At What Temperature Do Seeds Germinate?
While lights and sunshine will likely produce some level of heat, it’s important not to exclusively rely on your light to produce the needed heat.
Most seeds germinate in a soil temperature that is anywhere between 65-85 degrees. For most people growing indoors, this range falls within room temperature. However, if you’re planting seeds in a drafty basement during the winter (do basements get drafts?), the easiest way to check the temperature of the soil is with a soil thermometer.
If it’s too cold, consider purchasing a heat mat to provide sufficient bottom heat.
Here are the ideal ground temperatures for specific plants.
|Crops||Minimum Temp (F)||Optimum Temp (F)||Maximum Temp (F)|
How Much Should I Water Seeds?
When you first plant seeds, water is what will start the germination process. That said, too much water will cause them to rot, while too little could cause the embryos inside to die. You should lightly water your seeds, and you’ll need to continue watering them at least daily to keep the soil moist. You can use a spray bottle to do this or a watering can, but be sure not to overwater your plants. Drainage is incredibly important, too, as you don’t want standing water.
Another option to improve and monitor your watering is to purchase a seed starting kit lid, which can hold in the humidity while also providing the air circulation needed.
How often Should You Fertilize Seedlings?
As surprising as it might sound, young seedlings typically don’t need fertilizer at first. They have enough nutrients inside them to germinate, even if there aren’t enough nutrients in the soil. But once you notice sprouting and leaves start to appear, you should consider fertilizer. An all-purpose, water soluble fertilizer is a typically good option, such at this one from Gardeners.com or from any local garden center.
Once your seeds have germinated and started sprouting, you may need to thin your healthy seedlings. The main reason you would need to thin is due to planting multiple seeds (remember – two to three) to increase the odds of success. If multiple seeds have germinated in the same space, you’ll need to thin the seedlings.
In the end, you want to make sure that each plant has room for development – both above and below the soil. Having them too close together can cause your seedlings not to get enough sunlight or air-circulation. To thin your seedlings, remove the weak or unwanted, which can be removed with scissors at the soil level.
Can You Use Old Seeds?
Many gardeners get a little seed crazy when they start prepping their gardens and purchase more seeds than they need. But can those seeds be reused in future years? The quality of the plant should change if the seeds germinate, but the likelihood that they germinate goes down the longer they go without being planted. According to Under the Solano Sun, seeds in good condition will last at least a year, and may even last longer. Here’s a table that gives you an idea of the shelf life of your seeds:
|1 Year||2 Years||3 Years||4 Years||5 Years|
Troubleshooting: Why Didn’t Your Seeds Germinate?
Did your seeds not germinate when you planted them indoors? Here are the main reasons that you can use for some DIY troubleshooting:
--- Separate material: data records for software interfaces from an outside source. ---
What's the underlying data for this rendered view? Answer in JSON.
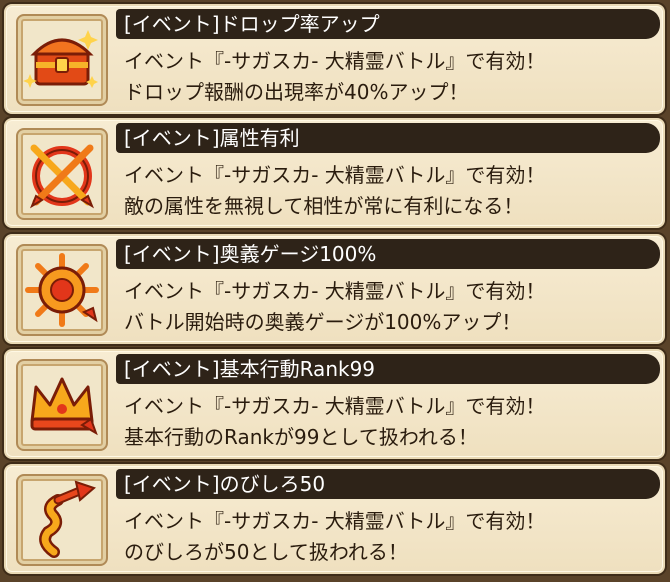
{
  "effects": [
    {
      "title": "[イベント]ドロップ率アップ",
      "line1": "イベント『-サガスカ- 大精霊バトル』で有効！",
      "line2": "ドロップ報酬の出現率が40%アップ！",
      "icon": "treasure-chest-icon",
      "accent": "#e8471c"
    },
    {
      "title": "[イベント]属性有利",
      "line1": "イベント『-サガスカ- 大精霊バトル』で有効！",
      "line2": "敵の属性を無視して相性が常に有利になる！",
      "icon": "crossed-arrows-icon",
      "accent": "#e8471c"
    },
    {
      "title": "[イベント]奥義ゲージ100%",
      "line1": "イベント『-サガスカ- 大精霊バトル』で有効！",
      "line2": "バトル開始時の奥義ゲージが100%アップ！",
      "icon": "burst-wheel-icon",
      "accent": "#f07a18"
    },
    {
      "title": "[イベント]基本行動Rank99",
      "line1": "イベント『-サガスカ- 大精霊バトル』で有効！",
      "line2": "基本行動のRankが99として扱われる！",
      "icon": "crown-icon",
      "accent": "#f5a013"
    },
    {
      "title": "[イベント]のびしろ50",
      "line1": "イベント『-サガスカ- 大精霊バトル』で有効！",
      "line2": "のびしろが50として扱われる！",
      "icon": "spiral-arrow-icon",
      "accent": "#e8471c"
    }
  ]
}
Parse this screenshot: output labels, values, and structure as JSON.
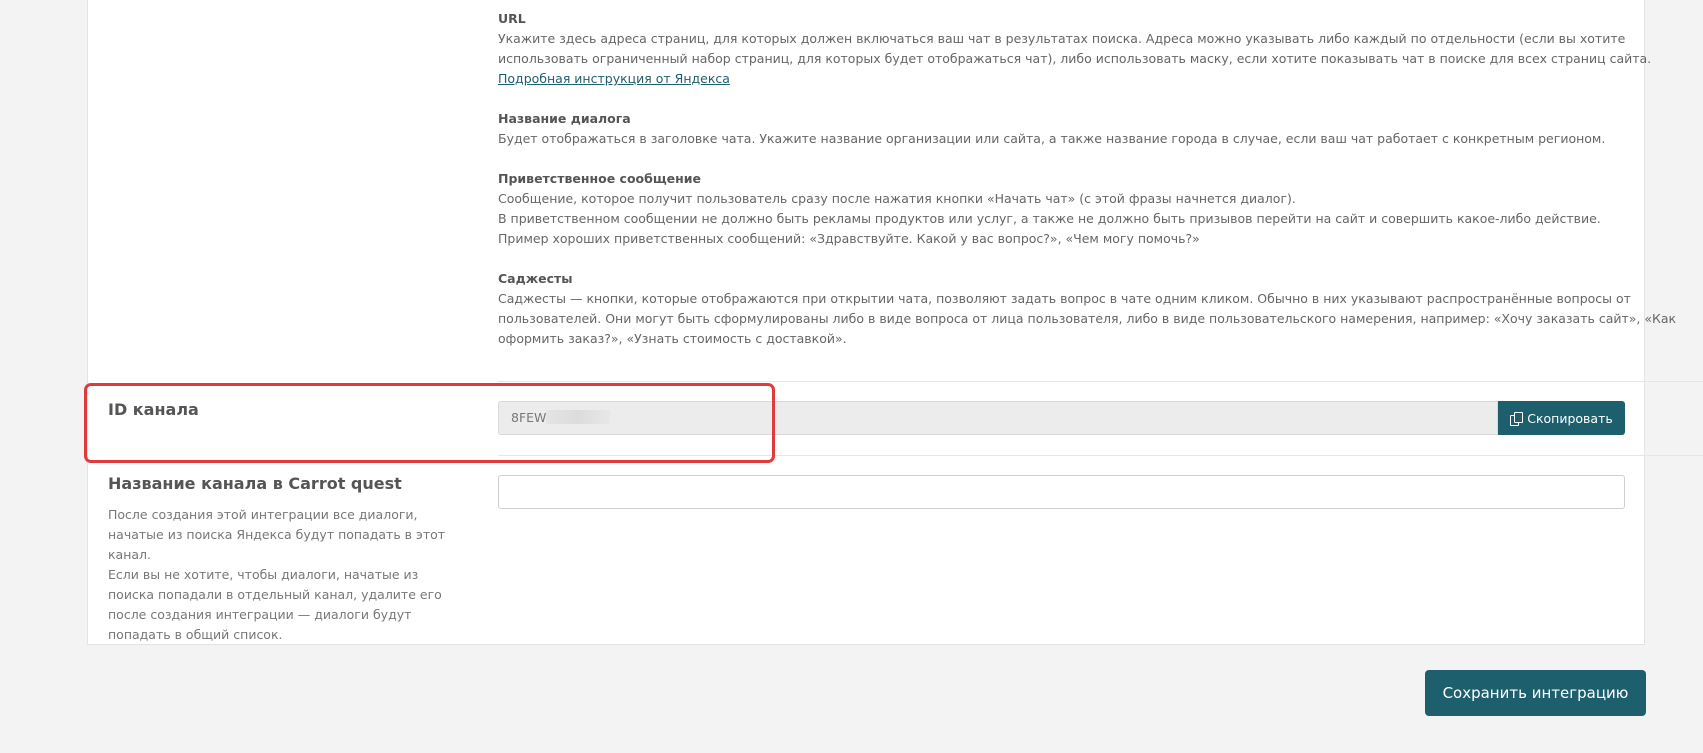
{
  "help": {
    "url": {
      "title": "URL",
      "text": "Укажите здесь адреса страниц, для которых должен включаться ваш чат в результатах поиска. Адреса можно указывать либо каждый по отдельности (если вы хотите использовать ограниченный набор страниц, для которых будет отображаться чат), либо использовать маску, если хотите показывать чат в поиске для всех страниц сайта.",
      "link": "Подробная инструкция от Яндекса"
    },
    "dialog_name": {
      "title": "Название диалога",
      "text": "Будет отображаться в заголовке чата. Укажите название организации или сайта, а также название города в случае, если ваш чат работает с конкретным регионом."
    },
    "greeting": {
      "title": "Приветственное сообщение",
      "line1": "Сообщение, которое получит пользователь сразу после нажатия кнопки «Начать чат» (с этой фразы начнется диалог).",
      "line2": "В приветственном сообщении не должно быть рекламы продуктов или услуг, а также не должно быть призывов перейти на сайт и совершить какое-либо действие.",
      "line3": "Пример хороших приветственных сообщений: «Здравствуйте. Какой у вас вопрос?», «Чем могу помочь?»"
    },
    "suggests": {
      "title": "Саджесты",
      "text": "Саджесты — кнопки, которые отображаются при открытии чата, позволяют задать вопрос в чате одним кликом. Обычно в них указывают распространённые вопросы от пользователей. Они могут быть сформулированы либо в виде вопроса от лица пользователя, либо в виде пользовательского намерения, например: «Хочу заказать сайт», «Как оформить заказ?», «Узнать стоимость с доставкой»."
    }
  },
  "channel_id": {
    "label": "ID канала",
    "value": "8FEW",
    "copy_label": "Скопировать"
  },
  "channel_name": {
    "label": "Название канала в Carrot quest",
    "description_1": "После создания этой интеграции все диалоги, начатые из поиска Яндекса будут попадать в этот канал.",
    "description_2": "Если вы не хотите, чтобы диалоги, начатые из поиска попадали в отдельный канал, удалите его после создания интеграции — диалоги будут попадать в общий список.",
    "value": "",
    "placeholder": ""
  },
  "save_label": "Сохранить интеграцию",
  "colors": {
    "accent": "#1e5f6e",
    "highlight": "#e03a3a",
    "background": "#f3f3f3"
  },
  "icons": {
    "copy": "copy-icon"
  }
}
- You planted the seeds incorrectly – too deep or not deep enough
- You over/underwatered your seeds
- Your potting mix didn’t have proper drainage or you used a garden soil mix with pathogens that potentially caused damping off
- You used seeds that had already expired
- You provided your seeds with the wrong amount of light (too much or too little, depending on the seed)
In most cases, your seeds didn’t germinate due to user error, which is nothing to be ashamed about. Most seeds grow very quickly, so it’s not difficult or expensive to start again. Just keep trying and work out the kinks along the way.
Starting from seeds indoors can be a fun way to start your garden at any time of the year. And even though this article is long, it’s typically a pretty simple process. Take what you’ve learned and get started with your very own indoor garden today!